WHAT THE EXERCISE ASKS: Please output every entry below precisely as written.

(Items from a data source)
==============================
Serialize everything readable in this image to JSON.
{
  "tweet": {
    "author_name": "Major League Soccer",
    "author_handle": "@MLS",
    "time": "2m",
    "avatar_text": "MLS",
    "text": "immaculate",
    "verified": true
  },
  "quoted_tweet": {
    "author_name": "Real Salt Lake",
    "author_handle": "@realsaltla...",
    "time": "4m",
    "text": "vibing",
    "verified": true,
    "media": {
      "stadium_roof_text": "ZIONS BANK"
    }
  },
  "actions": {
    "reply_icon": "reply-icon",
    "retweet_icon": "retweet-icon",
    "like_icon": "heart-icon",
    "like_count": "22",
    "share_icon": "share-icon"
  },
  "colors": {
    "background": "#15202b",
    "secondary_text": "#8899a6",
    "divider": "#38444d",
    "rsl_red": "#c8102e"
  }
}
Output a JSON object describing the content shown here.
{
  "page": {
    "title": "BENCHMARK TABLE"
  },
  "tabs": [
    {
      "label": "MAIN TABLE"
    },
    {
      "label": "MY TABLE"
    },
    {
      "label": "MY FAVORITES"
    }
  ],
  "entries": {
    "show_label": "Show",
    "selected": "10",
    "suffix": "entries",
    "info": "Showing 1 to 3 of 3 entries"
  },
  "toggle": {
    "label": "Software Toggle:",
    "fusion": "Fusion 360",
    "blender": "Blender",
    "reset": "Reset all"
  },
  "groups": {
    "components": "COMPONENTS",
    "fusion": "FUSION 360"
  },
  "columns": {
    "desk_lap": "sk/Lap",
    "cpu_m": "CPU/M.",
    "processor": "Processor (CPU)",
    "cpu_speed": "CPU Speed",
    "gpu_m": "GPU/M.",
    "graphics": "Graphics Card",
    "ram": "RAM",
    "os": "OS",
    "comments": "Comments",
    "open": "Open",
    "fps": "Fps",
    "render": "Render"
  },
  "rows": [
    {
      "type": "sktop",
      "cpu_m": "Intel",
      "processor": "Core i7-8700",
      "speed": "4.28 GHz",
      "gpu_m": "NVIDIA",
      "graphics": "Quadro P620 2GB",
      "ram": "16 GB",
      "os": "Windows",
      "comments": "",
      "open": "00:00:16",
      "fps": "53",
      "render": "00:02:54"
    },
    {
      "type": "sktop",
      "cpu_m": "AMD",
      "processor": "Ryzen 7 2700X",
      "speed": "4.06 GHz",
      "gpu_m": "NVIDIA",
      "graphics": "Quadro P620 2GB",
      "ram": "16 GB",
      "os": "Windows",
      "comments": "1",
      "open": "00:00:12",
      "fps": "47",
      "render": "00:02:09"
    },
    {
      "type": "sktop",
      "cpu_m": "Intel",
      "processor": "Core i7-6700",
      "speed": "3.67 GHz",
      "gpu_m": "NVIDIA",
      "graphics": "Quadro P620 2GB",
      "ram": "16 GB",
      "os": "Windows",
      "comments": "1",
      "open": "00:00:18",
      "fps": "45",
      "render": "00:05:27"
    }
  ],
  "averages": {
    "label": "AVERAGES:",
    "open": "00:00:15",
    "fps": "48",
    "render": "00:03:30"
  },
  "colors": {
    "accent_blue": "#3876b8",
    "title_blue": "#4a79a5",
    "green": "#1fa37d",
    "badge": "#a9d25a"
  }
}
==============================
RESPONSE AREA:
Serialize everything readable in this image to JSON.
{
  "tweet": {
    "author_name": "Major League Soccer",
    "author_handle": "@MLS",
    "time": "2m",
    "avatar_text": "MLS",
    "text": "immaculate",
    "verified": true
  },
  "quoted_tweet": {
    "author_name": "Real Salt Lake",
    "author_handle": "@realsaltla...",
    "time": "4m",
    "text": "vibing",
    "verified": true,
    "media": {
      "stadium_roof_text": "ZIONS BANK"
    }
  },
  "actions": {
    "reply_icon": "reply-icon",
    "retweet_icon": "retweet-icon",
    "like_icon": "heart-icon",
    "like_count": "22",
    "share_icon": "share-icon"
  },
  "colors": {
    "background": "#15202b",
    "secondary_text": "#8899a6",
    "divider": "#38444d",
    "rsl_red": "#c8102e"
  }
}
Output a JSON object describing the content shown here.
{
  "page": {
    "title": "BENCHMARK TABLE"
  },
  "tabs": [
    {
      "label": "MAIN TABLE"
    },
    {
      "label": "MY TABLE"
    },
    {
      "label": "MY FAVORITES"
    }
  ],
  "entries": {
    "show_label": "Show",
    "selected": "10",
    "suffix": "entries",
    "info": "Showing 1 to 3 of 3 entries"
  },
  "toggle": {
    "label": "Software Toggle:",
    "fusion": "Fusion 360",
    "blender": "Blender",
    "reset": "Reset all"
  },
  "groups": {
    "components": "COMPONENTS",
    "fusion": "FUSION 360"
  },
  "columns": {
    "desk_lap": "sk/Lap",
    "cpu_m": "CPU/M.",
    "processor": "Processor (CPU)",
    "cpu_speed": "CPU Speed",
    "gpu_m": "GPU/M.",
    "graphics": "Graphics Card",
    "ram": "RAM",
    "os": "OS",
    "comments": "Comments",
    "open": "Open",
    "fps": "Fps",
    "render": "Render"
  },
  "rows": [
    {
      "type": "sktop",
      "cpu_m": "Intel",
      "processor": "Core i7-8700",
      "speed": "4.28 GHz",
      "gpu_m": "NVIDIA",
      "graphics": "Quadro P620 2GB",
      "ram": "16 GB",
      "os": "Windows",
      "comments": "",
      "open": "00:00:16",
      "fps": "53",
      "render": "00:02:54"
    },
    {
      "type": "sktop",
      "cpu_m": "AMD",
      "processor": "Ryzen 7 2700X",
      "speed": "4.06 GHz",
      "gpu_m": "NVIDIA",
      "graphics": "Quadro P620 2GB",
      "ram": "16 GB",
      "os": "Windows",
      "comments": "1",
      "open": "00:00:12",
      "fps": "47",
      "render": "00:02:09"
    },
    {
      "type": "sktop",
      "cpu_m": "Intel",
      "processor": "Core i7-6700",
      "speed": "3.67 GHz",
      "gpu_m": "NVIDIA",
      "graphics": "Quadro P620 2GB",
      "ram": "16 GB",
      "os": "Windows",
      "comments": "1",
      "open": "00:00:18",
      "fps": "45",
      "render": "00:05:27"
    }
  ],
  "averages": {
    "label": "AVERAGES:",
    "open": "00:00:15",
    "fps": "48",
    "render": "00:03:30"
  },
  "colors": {
    "accent_blue": "#3876b8",
    "title_blue": "#4a79a5",
    "green": "#1fa37d",
    "badge": "#a9d25a"
  }
}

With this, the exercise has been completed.